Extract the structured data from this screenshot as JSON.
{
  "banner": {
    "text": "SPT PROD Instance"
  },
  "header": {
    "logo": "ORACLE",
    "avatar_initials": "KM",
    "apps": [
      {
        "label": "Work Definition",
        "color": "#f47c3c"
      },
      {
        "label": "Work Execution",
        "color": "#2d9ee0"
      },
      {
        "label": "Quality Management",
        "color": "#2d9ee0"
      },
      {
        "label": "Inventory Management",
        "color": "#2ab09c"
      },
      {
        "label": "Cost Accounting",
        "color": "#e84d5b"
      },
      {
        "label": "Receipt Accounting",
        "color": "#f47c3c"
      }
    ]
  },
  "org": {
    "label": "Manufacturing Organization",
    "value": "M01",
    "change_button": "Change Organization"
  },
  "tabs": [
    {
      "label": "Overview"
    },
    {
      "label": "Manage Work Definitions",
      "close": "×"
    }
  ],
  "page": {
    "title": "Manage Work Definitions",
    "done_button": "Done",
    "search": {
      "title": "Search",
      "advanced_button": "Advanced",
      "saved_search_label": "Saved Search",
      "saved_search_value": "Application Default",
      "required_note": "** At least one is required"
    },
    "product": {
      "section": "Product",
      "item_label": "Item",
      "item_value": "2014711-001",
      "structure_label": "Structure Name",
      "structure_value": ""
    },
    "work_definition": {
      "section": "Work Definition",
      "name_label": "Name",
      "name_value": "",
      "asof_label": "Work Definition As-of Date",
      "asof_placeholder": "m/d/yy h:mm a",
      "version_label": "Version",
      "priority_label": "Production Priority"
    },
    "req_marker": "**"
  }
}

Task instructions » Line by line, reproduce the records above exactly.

Reply to the exercise »
Extract the structured data from this screenshot as JSON.
{
  "banner": {
    "text": "SPT PROD Instance"
  },
  "header": {
    "logo": "ORACLE",
    "avatar_initials": "KM",
    "apps": [
      {
        "label": "Work Definition",
        "color": "#f47c3c"
      },
      {
        "label": "Work Execution",
        "color": "#2d9ee0"
      },
      {
        "label": "Quality Management",
        "color": "#2d9ee0"
      },
      {
        "label": "Inventory Management",
        "color": "#2ab09c"
      },
      {
        "label": "Cost Accounting",
        "color": "#e84d5b"
      },
      {
        "label": "Receipt Accounting",
        "color": "#f47c3c"
      }
    ]
  },
  "org": {
    "label": "Manufacturing Organization",
    "value": "M01",
    "change_button": "Change Organization"
  },
  "tabs": [
    {
      "label": "Overview"
    },
    {
      "label": "Manage Work Definitions",
      "close": "×"
    }
  ],
  "page": {
    "title": "Manage Work Definitions",
    "done_button": "Done",
    "search": {
      "title": "Search",
      "advanced_button": "Advanced",
      "saved_search_label": "Saved Search",
      "saved_search_value": "Application Default",
      "required_note": "** At least one is required"
    },
    "product": {
      "section": "Product",
      "item_label": "Item",
      "item_value": "2014711-001",
      "structure_label": "Structure Name",
      "structure_value": ""
    },
    "work_definition": {
      "section": "Work Definition",
      "name_label": "Name",
      "name_value": "",
      "asof_label": "Work Definition As-of Date",
      "asof_placeholder": "m/d/yy h:mm a",
      "version_label": "Version",
      "priority_label": "Production Priority"
    },
    "req_marker": "**"
  }
}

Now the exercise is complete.